Both syntaxes !effect {} and effect {}.bind() means “apply this side effect”. The computation that represents applying all of these effects is wrapped in the fx.concurrent block. Notice that the getNews().attempt() call is asynchronous. Like Kotlin coroutines, with this syntax you can write async code as if it were blocking code without having to use map, flatMap etc.

# Executing at the edge of the world

The computation can only be executed at the impure edge of the world, for example in this Activity:

Our block previously declared with fx.concurrentis be executed with one of two available strategies: blocking and non-blocking. Since both execution strategies have side effects, they must run inside an unsafe block.

# Polymorphism

Notice how Runtime has a single type parameter F. With our invocation of the extension method IO.runtime inside the block we bind F to arrow.fx.IO:

IO is just a data type to represent side-effects. According to the docs,

IO is used to represent operations that can be executed lazily, and are capable of failing, generally with exceptions. This means that code wrapped inside IO will not throw exceptions until it is run, and those exceptions can be captured inside IO for the user to check.

But because of the type parameter, we can bind to another class if we wanted to. For example, if we wanted to change the engine to use RxJava2 and use an existing scheduler we could do the following:

Even though we have changed the underlying engine, we don’t need to change any of the algebra code. All we do is add the extra dependnecy io.arrow-kt:arrow-fx-rx2 or one of the other adapters for common async frameworks.

Remember our getAllNewsMethod written with ConcurrentSyntax inside the fx.concurrent block?

If we put a breakpoint right on the highlighted line, we can see what is happening from swapping Runtime from arrow.fx.IO to RxJava2:

Arrow Fx has taken the instructions written in ConcurrentSyntax DSL and translated it into a series of calls with Rx using flatMapetc.

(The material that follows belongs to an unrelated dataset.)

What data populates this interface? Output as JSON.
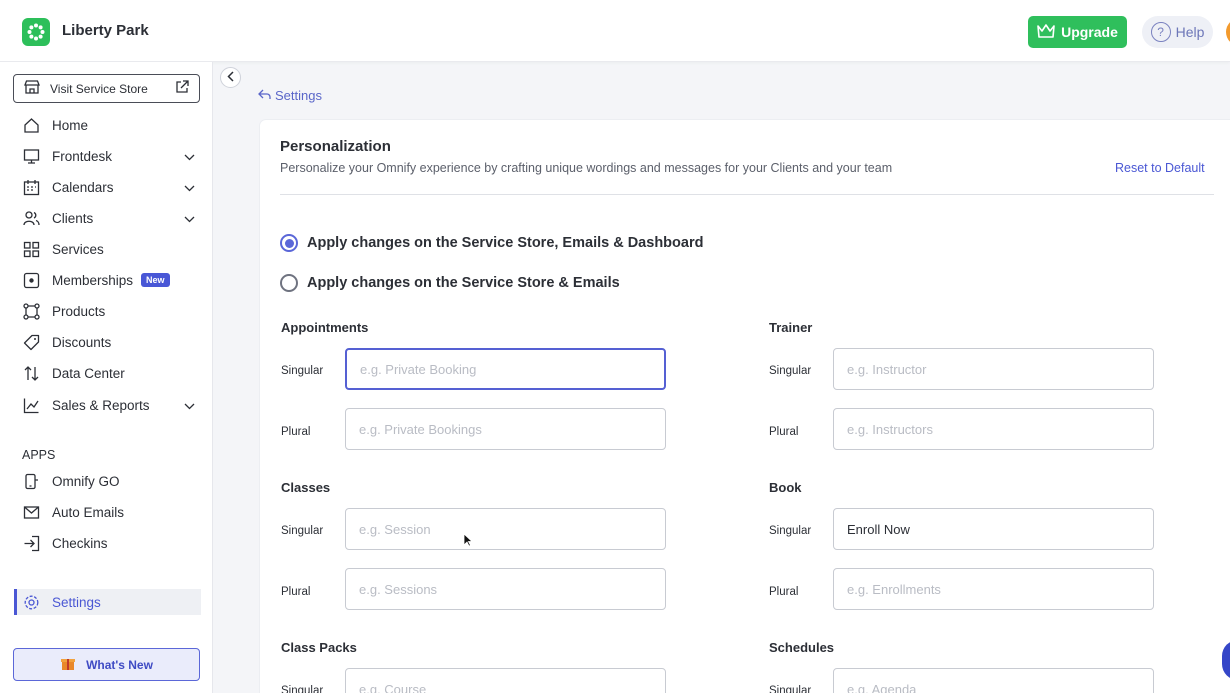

Magic!

Notice how this kind of change would be impossible without the type parameter F. If you’ve ever migrated an app from AsyncTask to RxJava, or from RxJava to RxJava2, or from RxJava2 to Coroutines you’ll appreciate this.